▶ [Problem to solve]: Search the material and gather each line with "chevron" in it.

▶ [Data extracts]:
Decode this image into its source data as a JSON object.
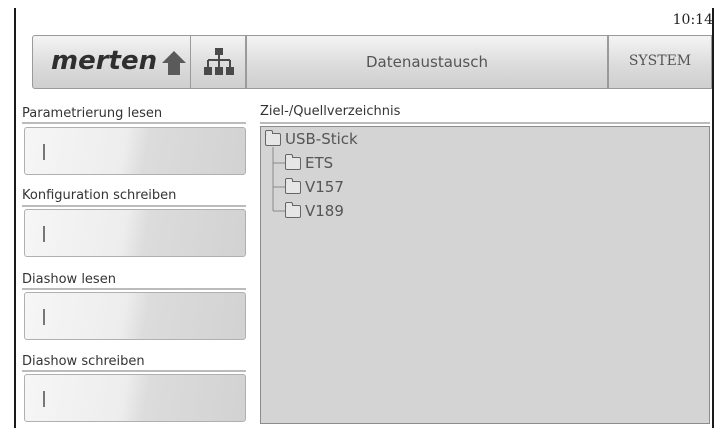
{
  "status": {
    "time": "10:14"
  },
  "header": {
    "logo": "merten",
    "title": "Datenaustausch",
    "system_label": "SYSTEM",
    "home_icon": "house-icon",
    "network_icon": "network-tree-icon"
  },
  "actions": [
    {
      "label": "Parametrierung lesen"
    },
    {
      "label": "Konfiguration schreiben"
    },
    {
      "label": "Diashow lesen"
    },
    {
      "label": "Diashow schreiben"
    }
  ],
  "directory": {
    "label": "Ziel-/Quellverzeichnis",
    "root": "USB-Stick",
    "children": [
      "ETS",
      "V157",
      "V189"
    ]
  }
}
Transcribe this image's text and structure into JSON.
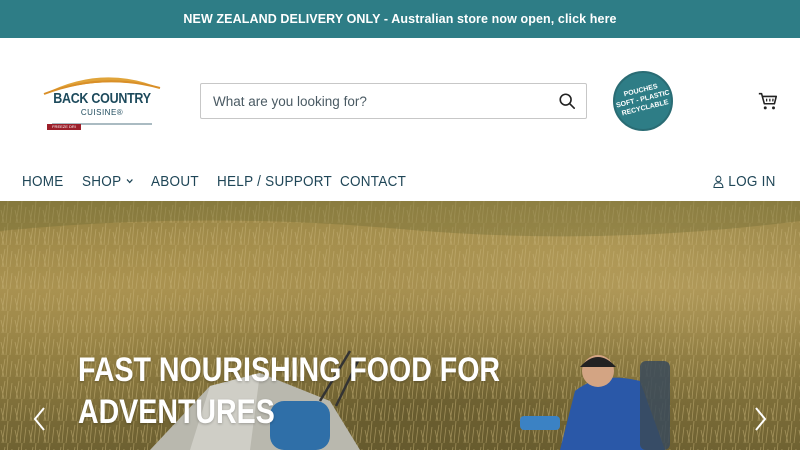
{
  "announcement": {
    "text": "NEW ZEALAND DELIVERY ONLY - Australian store now open, click here"
  },
  "logo": {
    "name": "BACK COUNTRY",
    "sub": "CUISINE®",
    "tag": "FREEZE DRI"
  },
  "search": {
    "placeholder": "What are you looking for?",
    "value": ""
  },
  "badge": {
    "lines": [
      "POUCHES",
      "SOFT - PLASTIC",
      "RECYCLABLE"
    ]
  },
  "nav": {
    "items": [
      {
        "label": "HOME"
      },
      {
        "label": "SHOP"
      },
      {
        "label": "ABOUT"
      },
      {
        "label": "HELP / SUPPORT"
      },
      {
        "label": "CONTACT"
      }
    ],
    "login_label": "LOG IN"
  },
  "hero": {
    "title_line1": "FAST NOURISHING FOOD FOR",
    "title_line2": "ADVENTURES"
  },
  "colors": {
    "brand_teal": "#2e7d86",
    "nav_text": "#1f4657",
    "logo_red": "#9c1f2a",
    "logo_gold": "#e0a43a"
  },
  "icons": {
    "search": "search-icon",
    "cart": "cart-icon",
    "login": "user-icon",
    "prev": "chevron-left-icon",
    "next": "chevron-right-icon",
    "shop_dropdown": "chevron-down-icon"
  }
}
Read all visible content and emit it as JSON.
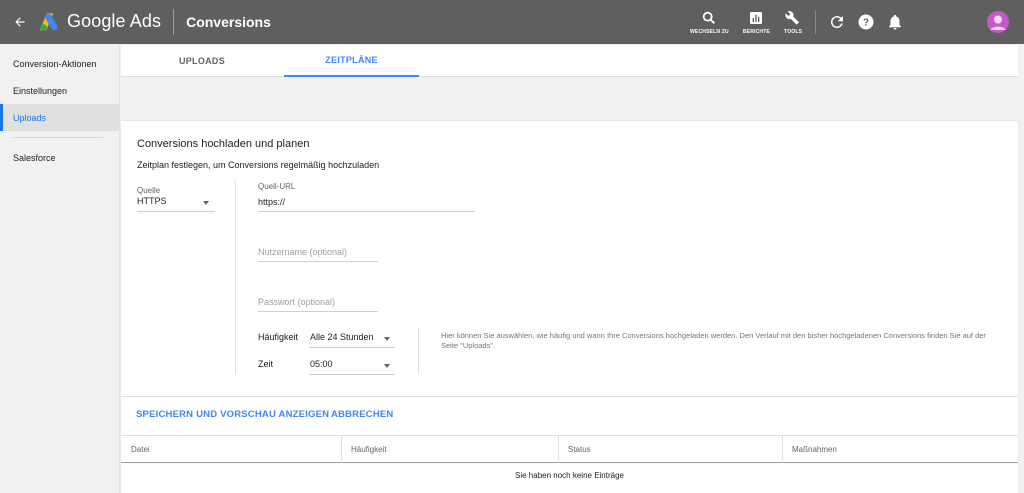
{
  "app": {
    "brand": "Google Ads",
    "page_title": "Conversions"
  },
  "topbar": {
    "tools": [
      {
        "label": "WECHSELN ZU",
        "icon": "search-icon"
      },
      {
        "label": "BERICHTE",
        "icon": "reports-icon"
      },
      {
        "label": "TOOLS",
        "icon": "wrench-icon"
      }
    ],
    "icons": [
      "refresh-icon",
      "help-icon",
      "notifications-icon",
      "avatar"
    ]
  },
  "sidebar": {
    "items": [
      {
        "label": "Conversion-Aktionen",
        "active": false
      },
      {
        "label": "Einstellungen",
        "active": false
      },
      {
        "label": "Uploads",
        "active": true
      },
      {
        "label": "Salesforce",
        "active": false
      }
    ]
  },
  "tabs": [
    {
      "label": "UPLOADS",
      "active": false
    },
    {
      "label": "ZEITPLÄNE",
      "active": true
    }
  ],
  "form": {
    "heading": "Conversions hochladen und planen",
    "subheading": "Zeitplan festlegen, um Conversions regelmäßig hochzuladen",
    "source_label": "Quelle",
    "source_value": "HTTPS",
    "url_label": "Quell-URL",
    "url_value": "https://",
    "username_placeholder": "Nutzername (optional)",
    "password_placeholder": "Passwort (optional)",
    "frequency_label": "Häufigkeit",
    "frequency_value": "Alle 24 Stunden",
    "time_label": "Zeit",
    "time_value": "05:00",
    "help_text": "Hier können Sie auswählen, wie häufig und wann Ihre Conversions hochgeladen werden. Den Verlauf mit den bisher hochgeladenen Conversions finden Sie auf der Seite \"Uploads\"."
  },
  "actions": {
    "save": "SPEICHERN UND VORSCHAU ANZEIGEN",
    "cancel": "ABBRECHEN"
  },
  "table": {
    "columns": [
      "Datei",
      "Häufigkeit",
      "Status",
      "Maßnahmen"
    ],
    "empty_message": "Sie haben noch keine Einträge"
  },
  "colors": {
    "topbar": "#5f5f5f",
    "accent": "#4285f4",
    "avatar": "#c659c9"
  }
}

▶ [Output of the task]:
    "prev": "chevron-left-icon",
    "next": "chevron-right-icon",
    "shop_dropdown": "chevron-down-icon"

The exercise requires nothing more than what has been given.